Action item ->
Every line of the entries below that includes "would" belongs in the answer, copied as written.

Task inputs section start

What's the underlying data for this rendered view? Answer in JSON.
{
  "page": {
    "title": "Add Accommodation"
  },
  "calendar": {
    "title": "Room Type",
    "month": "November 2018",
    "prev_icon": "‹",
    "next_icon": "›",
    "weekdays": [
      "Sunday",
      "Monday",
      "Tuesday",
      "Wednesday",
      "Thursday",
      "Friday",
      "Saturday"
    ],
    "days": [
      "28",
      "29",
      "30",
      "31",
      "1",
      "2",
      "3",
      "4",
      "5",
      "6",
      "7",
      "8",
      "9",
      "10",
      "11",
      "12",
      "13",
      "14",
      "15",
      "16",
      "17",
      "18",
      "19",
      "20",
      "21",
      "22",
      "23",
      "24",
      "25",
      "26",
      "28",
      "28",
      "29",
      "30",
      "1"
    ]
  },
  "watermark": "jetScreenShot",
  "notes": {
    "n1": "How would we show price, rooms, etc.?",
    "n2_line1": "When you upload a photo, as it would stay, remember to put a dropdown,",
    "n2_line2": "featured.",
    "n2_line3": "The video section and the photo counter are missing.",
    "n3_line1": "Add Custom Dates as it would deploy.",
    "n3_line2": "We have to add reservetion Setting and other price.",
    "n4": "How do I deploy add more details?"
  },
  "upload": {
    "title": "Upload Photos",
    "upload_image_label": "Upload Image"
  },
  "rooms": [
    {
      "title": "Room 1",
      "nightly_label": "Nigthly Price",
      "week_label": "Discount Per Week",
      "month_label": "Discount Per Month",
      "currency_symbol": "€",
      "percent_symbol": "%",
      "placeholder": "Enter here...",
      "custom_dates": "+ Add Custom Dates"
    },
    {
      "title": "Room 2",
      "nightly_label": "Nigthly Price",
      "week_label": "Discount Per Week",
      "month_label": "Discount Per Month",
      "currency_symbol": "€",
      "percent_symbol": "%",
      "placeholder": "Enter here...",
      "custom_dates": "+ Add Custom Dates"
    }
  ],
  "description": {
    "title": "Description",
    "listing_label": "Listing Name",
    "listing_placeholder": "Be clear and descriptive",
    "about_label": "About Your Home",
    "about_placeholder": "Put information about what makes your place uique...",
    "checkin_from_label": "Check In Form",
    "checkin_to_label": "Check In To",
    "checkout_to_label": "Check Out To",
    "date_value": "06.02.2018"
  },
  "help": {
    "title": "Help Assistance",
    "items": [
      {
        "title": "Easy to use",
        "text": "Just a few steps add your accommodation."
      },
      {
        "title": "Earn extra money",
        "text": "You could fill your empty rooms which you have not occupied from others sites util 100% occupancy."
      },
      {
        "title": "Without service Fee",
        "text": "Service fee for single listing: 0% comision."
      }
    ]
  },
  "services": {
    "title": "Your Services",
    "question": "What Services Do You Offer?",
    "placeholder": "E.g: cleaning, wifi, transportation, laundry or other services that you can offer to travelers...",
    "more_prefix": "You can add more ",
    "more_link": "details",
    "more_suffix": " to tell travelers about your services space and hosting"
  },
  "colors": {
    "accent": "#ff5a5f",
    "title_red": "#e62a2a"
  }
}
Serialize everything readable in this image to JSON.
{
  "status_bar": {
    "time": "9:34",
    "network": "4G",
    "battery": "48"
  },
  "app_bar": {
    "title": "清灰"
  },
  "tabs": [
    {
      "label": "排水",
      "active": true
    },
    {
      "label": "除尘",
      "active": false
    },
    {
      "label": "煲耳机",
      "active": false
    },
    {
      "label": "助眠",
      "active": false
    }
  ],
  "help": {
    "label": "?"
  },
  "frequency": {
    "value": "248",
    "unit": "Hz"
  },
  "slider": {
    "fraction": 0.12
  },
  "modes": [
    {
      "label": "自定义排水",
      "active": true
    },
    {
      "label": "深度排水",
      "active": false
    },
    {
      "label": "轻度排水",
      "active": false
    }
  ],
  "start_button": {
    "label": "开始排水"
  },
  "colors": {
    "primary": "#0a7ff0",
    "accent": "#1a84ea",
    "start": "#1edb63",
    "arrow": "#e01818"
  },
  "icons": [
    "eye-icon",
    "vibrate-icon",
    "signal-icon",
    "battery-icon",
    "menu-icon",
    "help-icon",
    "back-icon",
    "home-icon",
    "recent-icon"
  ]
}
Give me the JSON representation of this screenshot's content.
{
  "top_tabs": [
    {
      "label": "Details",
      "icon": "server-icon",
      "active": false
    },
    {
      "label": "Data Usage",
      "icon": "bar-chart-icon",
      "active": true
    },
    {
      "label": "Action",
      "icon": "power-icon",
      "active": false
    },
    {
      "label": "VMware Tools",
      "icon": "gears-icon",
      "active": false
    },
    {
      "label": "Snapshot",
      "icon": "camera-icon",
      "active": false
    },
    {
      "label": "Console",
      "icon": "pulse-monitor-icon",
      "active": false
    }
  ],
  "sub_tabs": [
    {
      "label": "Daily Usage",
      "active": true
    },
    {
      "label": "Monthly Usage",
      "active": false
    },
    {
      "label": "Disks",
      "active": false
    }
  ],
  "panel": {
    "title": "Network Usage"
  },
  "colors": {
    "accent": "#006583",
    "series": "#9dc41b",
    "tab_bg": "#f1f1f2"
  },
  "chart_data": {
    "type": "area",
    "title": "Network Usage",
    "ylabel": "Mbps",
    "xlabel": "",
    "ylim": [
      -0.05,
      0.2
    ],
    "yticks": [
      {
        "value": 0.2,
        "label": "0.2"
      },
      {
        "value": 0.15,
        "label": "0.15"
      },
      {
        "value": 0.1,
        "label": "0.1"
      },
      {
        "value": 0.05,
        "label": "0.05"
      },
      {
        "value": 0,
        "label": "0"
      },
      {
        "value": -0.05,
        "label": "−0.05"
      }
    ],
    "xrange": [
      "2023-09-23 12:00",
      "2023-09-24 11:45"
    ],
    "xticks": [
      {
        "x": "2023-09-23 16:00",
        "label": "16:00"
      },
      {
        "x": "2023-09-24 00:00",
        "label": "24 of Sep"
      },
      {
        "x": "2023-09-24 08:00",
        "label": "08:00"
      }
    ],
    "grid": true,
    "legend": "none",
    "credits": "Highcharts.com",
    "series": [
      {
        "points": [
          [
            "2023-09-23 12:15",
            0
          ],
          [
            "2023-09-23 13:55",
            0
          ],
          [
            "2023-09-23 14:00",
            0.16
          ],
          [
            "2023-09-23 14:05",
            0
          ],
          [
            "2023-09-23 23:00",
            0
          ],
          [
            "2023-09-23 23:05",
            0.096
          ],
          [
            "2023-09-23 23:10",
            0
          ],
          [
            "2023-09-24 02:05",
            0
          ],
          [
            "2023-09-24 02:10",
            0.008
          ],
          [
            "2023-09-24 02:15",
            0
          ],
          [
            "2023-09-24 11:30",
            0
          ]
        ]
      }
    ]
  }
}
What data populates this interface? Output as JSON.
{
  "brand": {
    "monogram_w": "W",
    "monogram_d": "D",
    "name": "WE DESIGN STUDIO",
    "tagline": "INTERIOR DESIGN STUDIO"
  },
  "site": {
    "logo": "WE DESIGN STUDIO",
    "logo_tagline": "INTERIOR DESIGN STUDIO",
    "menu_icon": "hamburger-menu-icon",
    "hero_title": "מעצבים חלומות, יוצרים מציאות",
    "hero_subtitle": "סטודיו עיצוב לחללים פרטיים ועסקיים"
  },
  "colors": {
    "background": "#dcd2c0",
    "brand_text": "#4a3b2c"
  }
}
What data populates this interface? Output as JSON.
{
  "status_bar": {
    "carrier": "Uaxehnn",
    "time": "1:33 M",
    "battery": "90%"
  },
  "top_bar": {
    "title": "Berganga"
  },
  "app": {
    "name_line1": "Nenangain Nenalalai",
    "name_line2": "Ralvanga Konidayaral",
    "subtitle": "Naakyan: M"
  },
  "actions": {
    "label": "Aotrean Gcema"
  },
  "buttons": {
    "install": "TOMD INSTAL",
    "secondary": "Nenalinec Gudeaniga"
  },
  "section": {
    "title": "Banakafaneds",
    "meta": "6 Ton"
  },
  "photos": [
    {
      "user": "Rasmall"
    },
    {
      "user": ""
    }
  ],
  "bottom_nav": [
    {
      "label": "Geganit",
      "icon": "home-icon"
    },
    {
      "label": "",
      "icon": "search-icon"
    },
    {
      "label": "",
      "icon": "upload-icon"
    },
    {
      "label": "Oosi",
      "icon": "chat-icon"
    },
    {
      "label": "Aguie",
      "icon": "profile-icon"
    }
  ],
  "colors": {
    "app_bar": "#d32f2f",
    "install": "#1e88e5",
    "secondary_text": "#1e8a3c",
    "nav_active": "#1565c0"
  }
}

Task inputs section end

Solution to this problem ->
    "n1": "How would we show price, rooms, etc.?",
    "n2_line1": "When you upload a photo, as it would stay, remember to put a dropdown,",
    "n3_line1": "Add Custom Dates as it would deploy.",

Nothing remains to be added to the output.